Coding, the process by which the published papers in our sample were read, reviewed, and documented, was done by C.C.W., W.D.B., J. W., and T.E.N. Articles used were the result of a PubMed search over the past 10 years. At the onset, 1086 potentially relevant papers were assembled. was used as a means of screening abstracts and titles to remove papers that were not useful. Each article required two separate ‘yes’ votes to be included in our study, and two separate ‘no’ votes to be excluded. Disputes were resolved via group discussion. 885 articles were included in our study of which 285 were randomly sampled and divided evenly four ways. After full text screening, 182 articles were included. Animal studies, follow-up studies of adult survivors of pediatric ALL, exclusively genetic studies, and genome-wide association studies were excluded. Meta-analyses were excluded to avoid redundancy, as we had already coded their constituent studies individually. Studies combining original research with meta-analysis were included so as to not exclude original research. (See Prisma Diagram).

An abstraction manual was formulated by D.H. to standardize the coding process. Each person was partnered with another so that all of the coding process was reviewed once over. The papers were analyzed for nine specific pieces of information: outcome, measurement device, method of aggregation, primacy of outcome, whether the outcome was a harm or side effect of an intervention, study design, study type, metric, & sample size. With regards to metric, when an outcome element was implicitly specified, we considered it specified. For example, because quantifying survival is, by definition, measuring time to event, specific metric for survival analysis outcomes was always coded as time to event. For survival, remission, and relapse, measurement device was coded as “N/A” because, other than a calendar, there is no measurement device. For outcomes reported using scales (e.g., NCI-CTC), metric was coded as "value at a time point" unless otherwise specified within the body of the article. When coding sample size for studies including non-pediatric-ALL research, all study participants were counted, including adult patients and pediatric patients with a cancer other than ALL. For the final step in coding, outcomes were grouped into eight domains for analysis: 1) Survival; 2) Mortality; 3) Remission; 4) Relapse; 5) Response to Treatment; 6) Adverse Event; 7) Cognitive Event; 8) Other.

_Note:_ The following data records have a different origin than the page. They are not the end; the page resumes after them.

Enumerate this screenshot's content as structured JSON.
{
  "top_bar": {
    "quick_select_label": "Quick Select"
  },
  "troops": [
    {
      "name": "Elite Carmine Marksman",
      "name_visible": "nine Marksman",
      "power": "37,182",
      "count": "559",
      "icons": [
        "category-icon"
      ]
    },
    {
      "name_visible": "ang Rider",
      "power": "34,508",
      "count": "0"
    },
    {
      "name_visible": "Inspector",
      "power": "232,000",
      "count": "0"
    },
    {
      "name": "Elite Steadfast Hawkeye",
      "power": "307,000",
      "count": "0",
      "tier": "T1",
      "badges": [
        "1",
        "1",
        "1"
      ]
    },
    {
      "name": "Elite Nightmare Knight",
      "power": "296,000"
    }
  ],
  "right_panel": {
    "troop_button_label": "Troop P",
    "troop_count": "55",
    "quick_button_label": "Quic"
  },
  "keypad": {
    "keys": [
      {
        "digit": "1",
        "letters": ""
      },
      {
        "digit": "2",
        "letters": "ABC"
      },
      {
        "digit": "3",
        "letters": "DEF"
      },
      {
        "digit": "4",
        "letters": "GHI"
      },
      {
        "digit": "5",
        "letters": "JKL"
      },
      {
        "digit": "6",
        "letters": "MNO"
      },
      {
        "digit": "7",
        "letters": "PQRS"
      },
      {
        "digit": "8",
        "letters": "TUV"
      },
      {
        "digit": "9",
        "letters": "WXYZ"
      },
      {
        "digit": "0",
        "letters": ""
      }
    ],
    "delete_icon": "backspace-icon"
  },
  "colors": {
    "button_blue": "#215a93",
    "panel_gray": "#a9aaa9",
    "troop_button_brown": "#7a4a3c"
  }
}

STATA software was used to analyze frequency of appearance of unique outcomes and the specification of the nine outcome elements outlined in the abstraction manual. Unique outcomes were then placed in the eight broad domains listed above and run through STATA to reveal larger trends in reporting.
In order to structure a visual representation and calculate centrality of clinical outcomes in pediatric leukemia, a matrix was constructed. The foundation of this social network was formed using a basis of frequency of connections across outcomes, termed co-occurrences. Each outcome and the number of times it co-occurred with other specific outcomes were recorded in a spreadsheet. Reviewers C.C.W. and W.D.B. produced the network structure with a symmetrically duplicated matrix, ultimately serving to verify the co-occurrences.
We imported the network matrix onto UCINET and used Netdraw software. Each outcome was uploaded onto the program in the order of total co-occurrences. Thus, each outcome was sized in increasingly larger nodes, the plots of FIGURE **; the larger the size of the node, then the larger number of total co-occurrences this outcome maintains across outcomes in pediatric acute lymphoblastic leukemia. Next, the spring embedding function was applied to group outcomes around the largest nodes. This was accomplished by grouping less connected outcomes around nodes in a pattern of descending number of co-occurrences until the network became too dense for coherency. Next, a superstructure was formed, according to FIGURE **, which represents the social network architecture of outcomes.